"L.A. Rex is a stunning debut. A gritty tale dripping with truth—it could only have come from a writer who has lived the life."—Michael Connelly
"L.A. Rex is to the twenty-first century noir thriller what Apocalypse Now was to the twentieth-century war movies: vivid, powerful, imaginative, unique."—Joseph Wambaugh
"A brutal and dynamic novel about patrolling the City of Angels in the post-Rodney King era. L.A. Rex reads like a combination of Joseph Wambaugh and Tom Wolfe."—The Philadelphia Inquirer
"Has the crackle and spark of what one could easily imagine was life on the streets in 1998 Los Angeles, a city still on edge after the Rodney King riots...Beall excels at painting a slang-rich world of cops and criminals."—Los Angeles Times
"A kind of crime fighter's bildungsroman...It's hard to imagine a better training ground for crime writing than police work."—The New York Times Book Review
"Will Beall is as tough as they come, and L.A. Rex is really good in all the right ways. It is intelligent, powerfully written, and pulses with raw authenticity."—Robert B. Parker
Beall's hard-edged debut explores the familiar territory of drugs and corruption on the mean streets of South Central Los Angeles. In scenes that alternate between the past and the present, rookie police officer Ben Halloran, who's partnered with tough veteran Miguel Marquez, struggles to conceal his secret affiliation with a ganglord, even as the pair probe a series of murders. Beall, himself an officer in the LAPD's 77th Division, writes what he knows, but loads of pointless, gory violence (including gougings and mutilations), some awkward prose ("The party was Carcosa's schizophrenic attempt to reconcile his criminal origins with the propriety of a Mexican tradition"), improbable plot elements (thugs who quote Macbeth) and a lack of redeeming characters limit this one's appeal.
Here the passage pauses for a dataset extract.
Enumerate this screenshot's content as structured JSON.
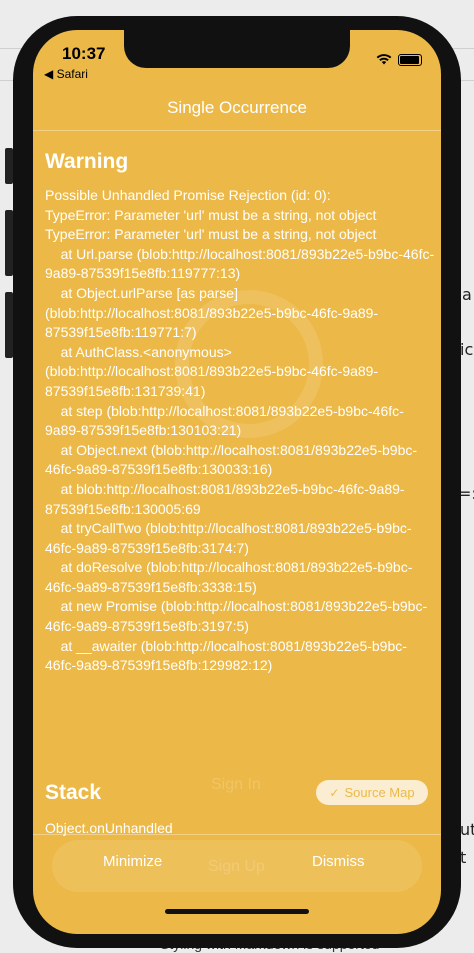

Author tour. (Sept.) Copyright 2006 Reed Business Information.
Beall, a Los Angeles police officer, has written a fairly interesting debut crime novel that mixes sequences of past and present to tell its story. Ben Halloran is a new LAPD cop with a complicated, unsavory history that threatens to catch up with him. When he is paired with principled veteran Miguel Marquez, the two are drawn into the violent and dishonest world of gangsta rap. Through the effective use of back stories, Beall reveals his characters' motivations. There are some graphically violent scenes, but they serve to enhance what is already a gritty tale. The story itself isn't overly compelling, but Ben is likable enough, and events come together nicely. A good purchase for medium or large crime fiction collections in public libraries.-Craig Shufelt, Fort McMurray P.L., Alta. Copyright 2006 Reed Business Information.
By an L.A. cop about L.A. cops, a debut novel that could use a warning label: Strong Stomach Mandatory. The sign in the 77th Precinct (South Central L.A.) reads "Abandon All Hope Ye Who Enter Here," and as young Ben Halloran takes his seat with the other "pimply probationers" (recent Police Academy grads), he acknowledges to himself that he's rattled. It's a condition that intensifies when he learns he's partnered with living legend Miguel Marquez, an officer to whom hard was a way station en route to impervious. But to the surprise of both, they bond, discovering in each other a kinship of character that sets them apart from most of their brothers. Ben does have his secrets, however. His name isn't really Halloran, for one thing-it's Kahn; and he's the only son of the most flamboyant, most successful, least popular defense lawyer in the city-ask any of the cops he's sweated during the course of a long and largely unprincipled career. Ben doesn't much like his father, which is one reason he's chosen to go incognito; another has to do with his tangled relationships in the world of gangbangers and gangsta-rappers-that dangerous, ultra-violent world where "applied treachery" is a self-taught survival skill. Ben has roots in it, old loyalties that both protect and ensnare, and that he struggles to be free of. In the meantime, not unlike knights-errant, Ben and Marquez sortie out from the 77th, daily, contending with dragons and ogres-druggies and stone killers-until at last Ben earns Marquez's ultimate accolade: "You're a cop now, Ben. . . . And I think, maybe, that's a little like being a Catholic, you can't get shorn of it."Murder, torture, dismemberment in gratuitous profusion: Beall,still a working cop, is also a talented writer, but this is ugly stuff. Film rights to Scott Rudin Productions